Material shown:
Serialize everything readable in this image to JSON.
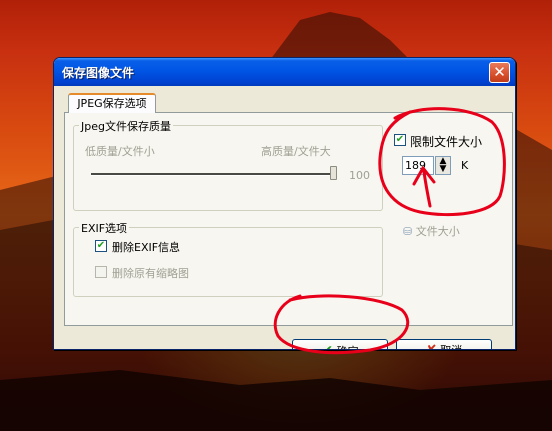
{
  "window": {
    "title": "保存图像文件"
  },
  "tab": {
    "label": "JPEG保存选项"
  },
  "quality": {
    "group_title": "Jpeg文件保存质量",
    "low_label": "低质量/文件小",
    "high_label": "高质量/文件大",
    "value": "100",
    "fraction": 1.0
  },
  "exif": {
    "group_title": "EXIF选项",
    "delete_exif_label": "删除EXIF信息",
    "delete_exif_checked": true,
    "delete_thumb_label": "删除原有缩略图",
    "delete_thumb_checked": false
  },
  "limit": {
    "label": "限制文件大小",
    "checked": true,
    "size_value": "189",
    "unit": "K",
    "filesize_button": "文件大小"
  },
  "buttons": {
    "ok": "确定",
    "cancel": "取消"
  },
  "colors": {
    "annotation": "#e8001a",
    "titlebar": "#0055e5",
    "accent_tab": "#e68b2c"
  }
}
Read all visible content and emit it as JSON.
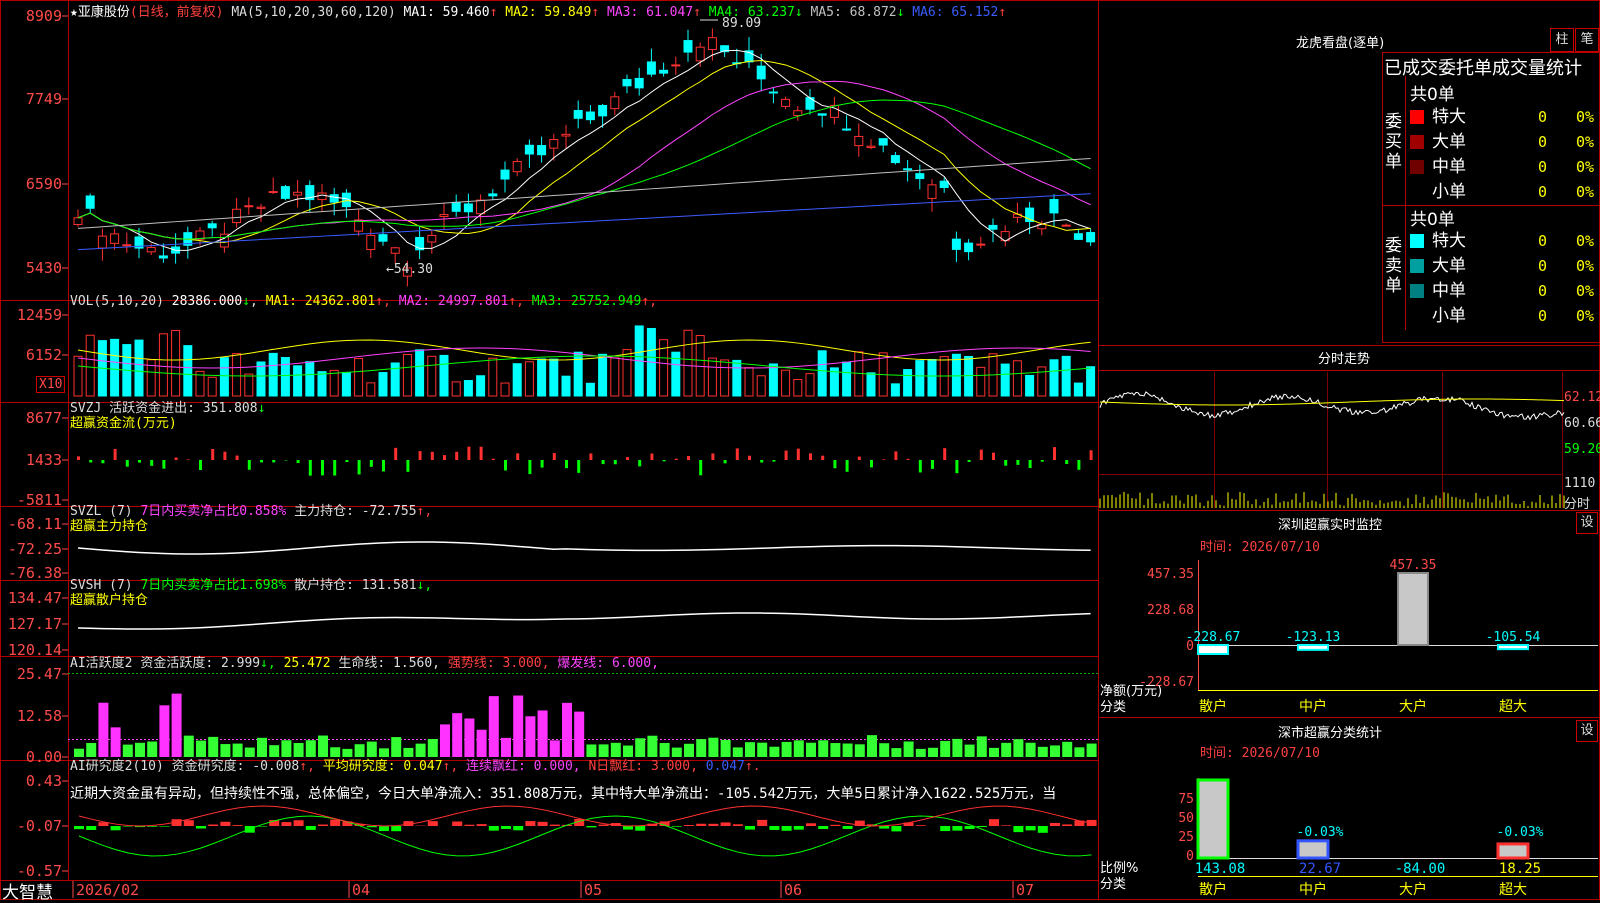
{
  "stock": {
    "title": "★亚康股份",
    "period": "(日线，前复权)"
  },
  "brand": "大智慧",
  "date_labels": [
    "2026/02",
    "04",
    "05",
    "06",
    "07"
  ],
  "indicators": {
    "ma": {
      "label": "MA(5,10,20,30,60,120)",
      "items": [
        {
          "name": "MA1:",
          "value": "59.460",
          "arrow": "↑",
          "color": "#ffffff"
        },
        {
          "name": "MA2:",
          "value": "59.849",
          "arrow": "↑",
          "color": "#ffff00"
        },
        {
          "name": "MA3:",
          "value": "61.047",
          "arrow": "↑",
          "color": "#ff44ff"
        },
        {
          "name": "MA4:",
          "value": "63.237",
          "arrow": "↓",
          "color": "#00ff00"
        },
        {
          "name": "MA5:",
          "value": "68.872",
          "arrow": "↓",
          "color": "#c0c0c0"
        },
        {
          "name": "MA6:",
          "value": "65.152",
          "arrow": "↑",
          "color": "#3a5cff"
        }
      ]
    },
    "vol": {
      "label": "VOL(5,10,20)",
      "value": "28386.000",
      "arrow": "↓",
      "items": [
        {
          "name": "MA1:",
          "value": "24362.801",
          "arrow": "↑",
          "color": "#ffff00"
        },
        {
          "name": "MA2:",
          "value": "24997.801",
          "arrow": "↑",
          "color": "#ff44ff"
        },
        {
          "name": "MA3:",
          "value": "25752.949",
          "arrow": "↑",
          "color": "#00ff00"
        }
      ],
      "x10": "X10"
    },
    "svzj": {
      "label": "SVZJ",
      "text": "活跃资金进出:",
      "value": "351.808",
      "arrow": "↓",
      "sub": "超赢资金流(万元)"
    },
    "svzl": {
      "label": "SVZL (7)",
      "ratio_text": "7日内买卖净占比0.858%",
      "hold_text": "主力持仓:",
      "hold_value": "-72.755",
      "arrow": "↑,",
      "sub": "超赢主力持仓"
    },
    "svsh": {
      "label": "SVSH (7)",
      "ratio_text": "7日内买卖净占比1.698%",
      "hold_text": "散户持仓:",
      "hold_value": "131.581",
      "arrow": "↓,",
      "sub": "超赢散户持仓"
    },
    "ai_active": {
      "label": "AI活跃度2",
      "t1": "资金活跃度:",
      "v1": "2.999",
      "a1": "↓,",
      "v2": "25.472",
      "t3": "生命线:",
      "v3": "1.560,",
      "t4": "强势线:",
      "v4": "3.000,",
      "t5": "爆发线:",
      "v5": "6.000,"
    },
    "ai_research": {
      "label": "AI研究度2(10)",
      "t1": "资金研究度:",
      "v1": "-0.008",
      "a1": "↑,",
      "t2": "平均研究度:",
      "v2": "0.047",
      "a2": "↑,",
      "t3": "连续飘红:",
      "v3": "0.000,",
      "t4": "N日飘红:",
      "v4": "3.000,",
      "v5": "0.047",
      "a5": "↑.",
      "comment": "近期大资金虽有异动，但持续性不强，总体偏空，今日大单净流入：351.808万元，其中特大单净流出：-105.542万元，大单5日累计净入1622.525万元，当"
    }
  },
  "axes": {
    "price": [
      "8909",
      "7749",
      "6590",
      "5430"
    ],
    "vol": [
      "12459",
      "6152"
    ],
    "svzj": [
      "8677",
      "1433",
      "-5811"
    ],
    "svzl": [
      "-68.11",
      "-72.25",
      "-76.38"
    ],
    "svsh": [
      "134.47",
      "127.17",
      "120.14"
    ],
    "ai_active": [
      "25.47",
      "12.58",
      "0.00"
    ],
    "ai_research": [
      "0.43",
      "-0.07",
      "-0.57"
    ]
  },
  "annotations": {
    "high": "89.09",
    "low": "54.30"
  },
  "right_panel": {
    "dragon_title": "龙虎看盘(逐单)",
    "btn_bar": "柱",
    "btn_pen": "笔",
    "tabs_title": "已成交委托单成交量统计",
    "buy_label": "委买单",
    "sell_label": "委卖单",
    "buy_total": "共0单",
    "sell_total": "共0单",
    "buy_rows": [
      {
        "name": "特大",
        "count": "0",
        "pct": "0%",
        "color": "#ff0000"
      },
      {
        "name": "大单",
        "count": "0",
        "pct": "0%",
        "color": "#a00000"
      },
      {
        "name": "中单",
        "count": "0",
        "pct": "0%",
        "color": "#700000"
      },
      {
        "name": "小单",
        "count": "0",
        "pct": "0%",
        "color": "#000000"
      }
    ],
    "sell_rows": [
      {
        "name": "特大",
        "count": "0",
        "pct": "0%",
        "color": "#00ffff"
      },
      {
        "name": "大单",
        "count": "0",
        "pct": "0%",
        "color": "#00a0a0"
      },
      {
        "name": "中单",
        "count": "0",
        "pct": "0%",
        "color": "#008080"
      },
      {
        "name": "小单",
        "count": "0",
        "pct": "0%",
        "color": "#000000"
      }
    ],
    "intraday_title": "分时走势",
    "intraday_axis": [
      "62.12",
      "60.66",
      "59.20"
    ],
    "intraday_vol": "1110",
    "intraday_foot": "分时",
    "sz_monitor_title": "深圳超赢实时监控",
    "sz_monitor_btn": "设",
    "sz_monitor_date": "时间: 2026/07/10",
    "sz_monitor_axis": [
      "457.35",
      "228.68",
      "0",
      "-228.67"
    ],
    "sz_monitor_ylabel": "净额(万元)",
    "sz_monitor_xlabel": "分类",
    "sz_monitor_bars": [
      {
        "name": "散户",
        "value": -228.67,
        "label": "-228.67"
      },
      {
        "name": "中户",
        "value": -123.13,
        "label": "-123.13"
      },
      {
        "name": "大户",
        "value": 457.35,
        "label": "457.35"
      },
      {
        "name": "超大",
        "value": -105.54,
        "label": "-105.54"
      }
    ],
    "sz_class_title": "深市超赢分类统计",
    "sz_class_btn": "设",
    "sz_class_date": "时间: 2026/07/10",
    "sz_class_axis": [
      "75",
      "50",
      "25",
      "0"
    ],
    "sz_class_ylabel": "比例%",
    "sz_class_xlabel": "分类",
    "sz_class_bars": [
      {
        "name": "散户",
        "pct": 100,
        "label": "",
        "value": "143.08"
      },
      {
        "name": "中户",
        "pct": 22,
        "label": "-0.03%",
        "value": "22.67"
      },
      {
        "name": "大户",
        "pct": 0,
        "label": "",
        "value": "-84.00"
      },
      {
        "name": "超大",
        "pct": 18,
        "label": "-0.03%",
        "value": "18.25"
      }
    ]
  },
  "chart_data": {
    "type": "candlestick",
    "price_range": [
      53,
      90
    ],
    "high": 89.09,
    "low": 54.3,
    "bars": 84,
    "sz_monitor": {
      "categories": [
        "散户",
        "中户",
        "大户",
        "超大"
      ],
      "values": [
        -228.67,
        -123.13,
        457.35,
        -105.54
      ]
    },
    "sz_class": {
      "categories": [
        "散户",
        "中户",
        "大户",
        "超大"
      ],
      "values": [
        143.08,
        22.67,
        -84.0,
        18.25
      ]
    }
  }
}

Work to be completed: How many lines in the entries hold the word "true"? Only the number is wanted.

Task answer: 2